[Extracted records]
☆ ☆ ☆ ☆
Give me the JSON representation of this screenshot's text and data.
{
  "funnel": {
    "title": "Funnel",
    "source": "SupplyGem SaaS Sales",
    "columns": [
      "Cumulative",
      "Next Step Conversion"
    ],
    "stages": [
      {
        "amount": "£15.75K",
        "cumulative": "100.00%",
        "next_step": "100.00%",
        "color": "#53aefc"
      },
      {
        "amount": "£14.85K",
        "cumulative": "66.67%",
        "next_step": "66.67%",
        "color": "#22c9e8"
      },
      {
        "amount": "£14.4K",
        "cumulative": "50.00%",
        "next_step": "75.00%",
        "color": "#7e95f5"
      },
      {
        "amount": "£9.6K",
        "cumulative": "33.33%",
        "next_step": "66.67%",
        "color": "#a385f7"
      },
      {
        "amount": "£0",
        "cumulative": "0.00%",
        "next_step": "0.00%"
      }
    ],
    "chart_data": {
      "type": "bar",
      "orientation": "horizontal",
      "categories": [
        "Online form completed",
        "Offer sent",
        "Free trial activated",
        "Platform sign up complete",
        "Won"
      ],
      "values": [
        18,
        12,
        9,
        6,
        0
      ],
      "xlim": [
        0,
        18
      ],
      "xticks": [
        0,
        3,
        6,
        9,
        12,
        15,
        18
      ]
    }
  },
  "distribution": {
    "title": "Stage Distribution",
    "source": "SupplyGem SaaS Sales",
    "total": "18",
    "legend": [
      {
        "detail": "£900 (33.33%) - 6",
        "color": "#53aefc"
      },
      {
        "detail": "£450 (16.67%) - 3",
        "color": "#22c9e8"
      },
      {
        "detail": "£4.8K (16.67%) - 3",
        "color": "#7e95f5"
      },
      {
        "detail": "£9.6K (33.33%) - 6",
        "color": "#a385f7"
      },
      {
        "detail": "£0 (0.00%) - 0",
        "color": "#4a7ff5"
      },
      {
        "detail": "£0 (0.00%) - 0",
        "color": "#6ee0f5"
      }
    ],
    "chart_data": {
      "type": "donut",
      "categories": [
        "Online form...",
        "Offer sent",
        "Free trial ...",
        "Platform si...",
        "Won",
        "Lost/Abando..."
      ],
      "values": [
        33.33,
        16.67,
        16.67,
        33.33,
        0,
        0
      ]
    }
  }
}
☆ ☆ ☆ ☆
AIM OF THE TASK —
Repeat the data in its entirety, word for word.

ANSWER BELOW —
Give me the JSON representation of this screenshot's text and data.
{
  "funnel": {
    "title": "Funnel",
    "source": "SupplyGem SaaS Sales",
    "columns": [
      "Cumulative",
      "Next Step Conversion"
    ],
    "stages": [
      {
        "amount": "£15.75K",
        "cumulative": "100.00%",
        "next_step": "100.00%",
        "color": "#53aefc"
      },
      {
        "amount": "£14.85K",
        "cumulative": "66.67%",
        "next_step": "66.67%",
        "color": "#22c9e8"
      },
      {
        "amount": "£14.4K",
        "cumulative": "50.00%",
        "next_step": "75.00%",
        "color": "#7e95f5"
      },
      {
        "amount": "£9.6K",
        "cumulative": "33.33%",
        "next_step": "66.67%",
        "color": "#a385f7"
      },
      {
        "amount": "£0",
        "cumulative": "0.00%",
        "next_step": "0.00%"
      }
    ],
    "chart_data": {
      "type": "bar",
      "orientation": "horizontal",
      "categories": [
        "Online form completed",
        "Offer sent",
        "Free trial activated",
        "Platform sign up complete",
        "Won"
      ],
      "values": [
        18,
        12,
        9,
        6,
        0
      ],
      "xlim": [
        0,
        18
      ],
      "xticks": [
        0,
        3,
        6,
        9,
        12,
        15,
        18
      ]
    }
  },
  "distribution": {
    "title": "Stage Distribution",
    "source": "SupplyGem SaaS Sales",
    "total": "18",
    "legend": [
      {
        "detail": "£900 (33.33%) - 6",
        "color": "#53aefc"
      },
      {
        "detail": "£450 (16.67%) - 3",
        "color": "#22c9e8"
      },
      {
        "detail": "£4.8K (16.67%) - 3",
        "color": "#7e95f5"
      },
      {
        "detail": "£9.6K (33.33%) - 6",
        "color": "#a385f7"
      },
      {
        "detail": "£0 (0.00%) - 0",
        "color": "#4a7ff5"
      },
      {
        "detail": "£0 (0.00%) - 0",
        "color": "#6ee0f5"
      }
    ],
    "chart_data": {
      "type": "donut",
      "categories": [
        "Online form...",
        "Offer sent",
        "Free trial ...",
        "Platform si...",
        "Won",
        "Lost/Abando..."
      ],
      "values": [
        33.33,
        16.67,
        16.67,
        33.33,
        0,
        0
      ]
    }
  }
}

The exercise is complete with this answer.